1. Trying to be “friends” with an ex.
No one wants to be friends with their ex. At least, not for a very, very long time post-breakup. Even if you have one of those organic, beautiful, “we both had to follow our own adventure”-esque breakups that belong in an Anthropologie catalog, you still need that time to sew up your emotional wounds and not have it all up in your face when they are boning love to someone new. There are few things more brutal than announcing, as the two of you part ways, that you “want to do your best to stay friends,” and then actually have to go out for coffee with this person two weeks later as though they weren’t so recently inside of your vagina/heart. God forbid they should actually start talking to you — as they would to a friend about their new love life. Then you might as well just bite down on a cyanide capsule and end it all right at the restaurant.
2. Agreeing to an early weekend commitment.
There is that very specific feeling, when your alarm goes off at Way Too Early O’Clock and you have a laundry list of things you agreed to do on what was supposed to be your day off, where you start going down said list one by one and rationalizing away every last thing you have to do. Do you really need to go to that brunch? Do you have to help your best friend move? Is it absolutely necessary to be there for the birth of your first nephew? And then you indulge yourself in the emotional Nutella that is canceling on people last minute so that you can go back to sleep for another few hours, only to hate yourself when you finally get up and face the damage of what you bailed on.
3. Going to a party that you know you’re not going to enjoy.
For some reason, we have come to believe as a society that it is better to agree to go to a social function for the sake of showing up than it is to politely decline and spare everyone the agony of watching you have the worst two hours of your life in the corner. And while, if it’s a big event like a birthday or a congratulatory celebration, it’s always best to wish someone well in person, no one wants to have to deal with that guy. You know that guy — sitting by himself, glaring at everyone like they farted at him and then walked away, checking his phone every 15 seconds even though he knows that no one is going to text him. Don’t be that guy.
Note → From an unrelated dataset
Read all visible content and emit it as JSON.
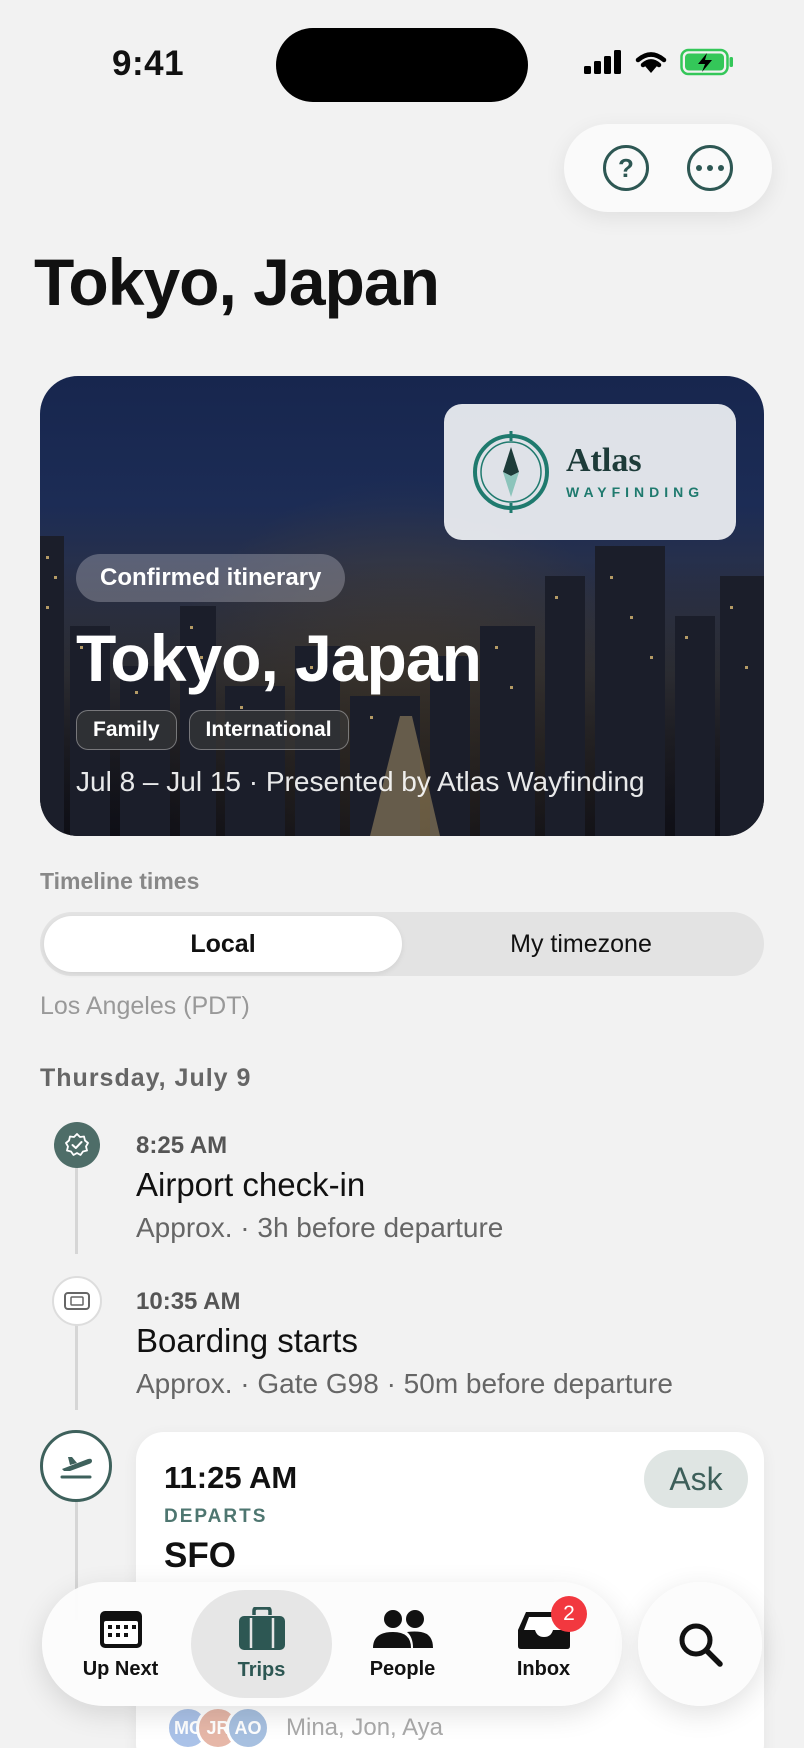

Just say no to the party from the get-go.
4. Asking if you can help when you know you can’t.
There should be some serious laws about offering up the phrase “Let me know if I can do anything to help.” That shit should mean something, and not just “I want to look like a good person, but have no intentions of actually following up on this.” Because nothing looks worse than extending that spiritual hand of imaginary help, only to abruptly turn it into a middle finger when someone actually reaches out and says something like, “Yeah, if you could help me pack my boxes before the big moving day, that would be totally awesome.” It crushes the human spirit to realize that people don’t actually want to help you, so it’s best to just never give the illusion of it in the first place. Just say what you really mean from the get-go.
5. Trying to set two people up.
There are only two outcomes to this scenario:
1. They end up happily ever after, and gaze at you admiringly from their table at the wedding reception while holding up a glass of champagne and toasting you for all of your life-changing matchmaker efforts. Everyone at the reception turns to you, champagne glass in hand, and wonders why there aren’t more people like you in life — so selfless, so forward-thinking, so compassionate, so savvy at putting people together. And then you have sex with someone’s underwear-model cousin who happened to come to that wedding as God’s reward for your hard work.
2. They break up at some point, and then both end up resenting you to a certain degree.
(Hint: It is never scenario 1.)
6. Starting an argument that you have no intention of finishing.
Sometimes you just wanna yell at someone. You just want to say that pissy thing you’ve been holding in for a while, and let them know how you feel, and really get your negative energy off your chest. But it’s so unfair to just drop a pass-agro bomb into someone’s lap and then head off to do your nails or wash the dishes or whatever else you had planned that day. If you’re going to toss out accusations, or cutting remarks, or implications, you’d better be prepared to ride that Tedious Train all the way into Silent Treatment Station, because arguments don’t just happen in a vacuum.
7. Telling someone a secret that you know they can’t keep.
Is there anything worse than the feeling of being really excited and/or heated about something, going through your phone book to find the first person who will pick up so you can spill the beans to them, and then immediately realizing you should not have told this person? Because what are you supposed to do? Be like, “Hey, not that I think you’re an enormous tattle-tale or anything, but can we arrange some sort of gag order in this conversation because I kind of think you’re going to immediately hang up and tell everyone that you shouldn’t.”? Nothing is worse than that scenario. I mean, I suppose Theon Greyjoy’s tribulations in the third season of Game of Thrones were probably more painful, but barely. Barely.